Work order: Read through the lines below and copy the ones holding the string "detected".

Excerpted records:
- Opening Delimiter -

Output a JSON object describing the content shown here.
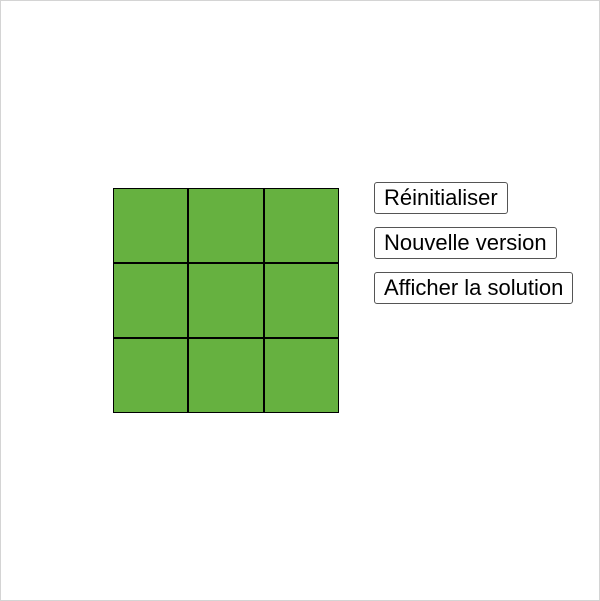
{
  "board": {
    "rows": 3,
    "cols": 3,
    "cell_color": "#66b140",
    "line_color": "#000000"
  },
  "controls": {
    "reset_label": "Réinitialiser",
    "new_version_label": "Nouvelle version",
    "show_solution_label": "Afficher la solution"
  }
}
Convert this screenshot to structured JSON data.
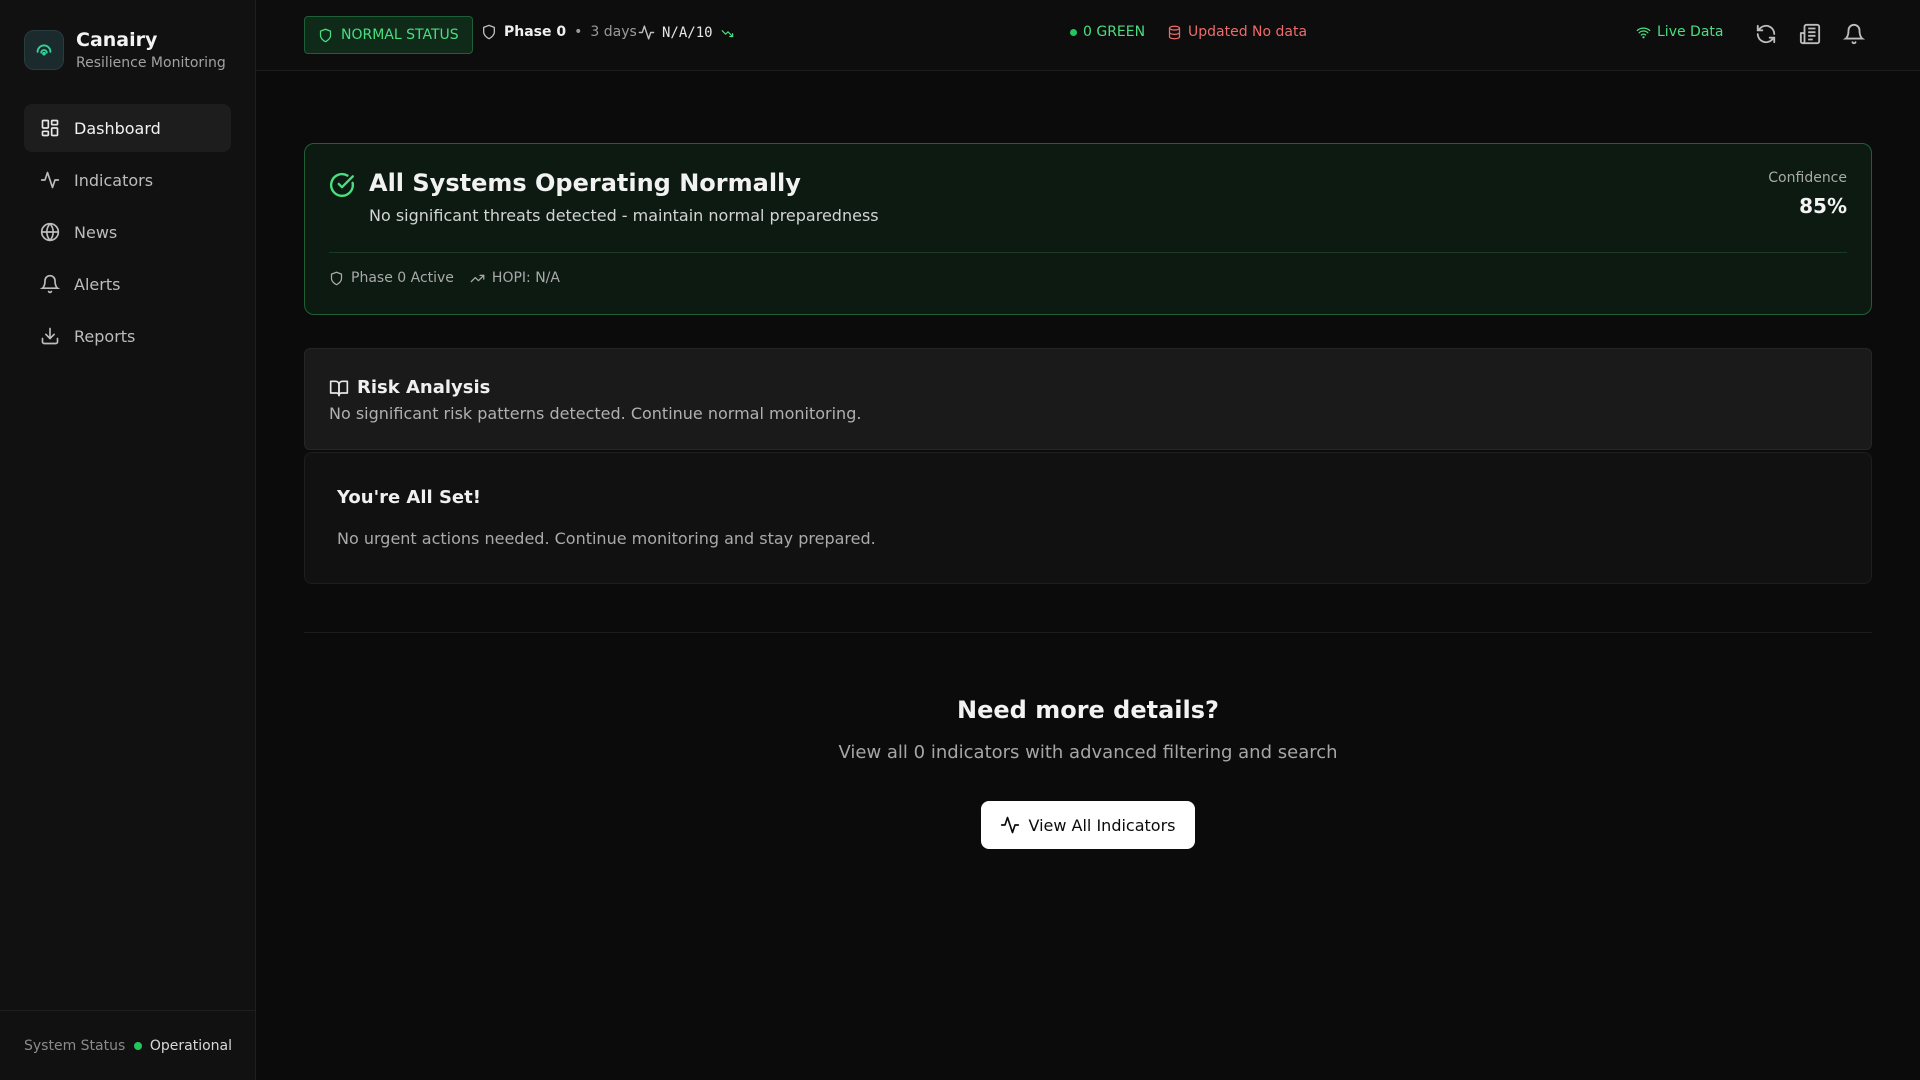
{
  "brand": {
    "name": "Canairy",
    "subtitle": "Resilience Monitoring"
  },
  "nav": [
    {
      "label": "Dashboard",
      "icon": "dashboard-icon",
      "active": true
    },
    {
      "label": "Indicators",
      "icon": "activity-icon"
    },
    {
      "label": "News",
      "icon": "globe-icon"
    },
    {
      "label": "Alerts",
      "icon": "bell-icon"
    },
    {
      "label": "Reports",
      "icon": "download-icon"
    }
  ],
  "footer": {
    "label": "System Status",
    "status": "Operational"
  },
  "topbar": {
    "status": "NORMAL STATUS",
    "phase": "Phase 0",
    "days": "3 days",
    "score": "N/A/10",
    "green": "0 GREEN",
    "updated": "Updated No data",
    "live": "Live Data"
  },
  "hero": {
    "title": "All Systems Operating Normally",
    "subtitle": "No significant threats detected - maintain normal preparedness",
    "confidence_label": "Confidence",
    "confidence_value": "85%",
    "phase_active": "Phase 0 Active",
    "hopi": "HOPI: N/A"
  },
  "risk": {
    "title": "Risk Analysis",
    "text": "No significant risk patterns detected. Continue normal monitoring."
  },
  "allset": {
    "title": "You're All Set!",
    "text": "No urgent actions needed. Continue monitoring and stay prepared."
  },
  "more": {
    "title": "Need more details?",
    "subtitle": "View all 0 indicators with advanced filtering and search",
    "button": "View All Indicators"
  },
  "colors": {
    "accent_green": "#4ade80",
    "status_green": "#22c55e",
    "alert_red": "#ef6b6b",
    "background": "#0b0b0b"
  }
}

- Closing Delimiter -

Answer for this exercise:
    "subtitle": "No significant threats detected - maintain normal preparedness",
    "text": "No significant risk patterns detected. Continue normal monitoring."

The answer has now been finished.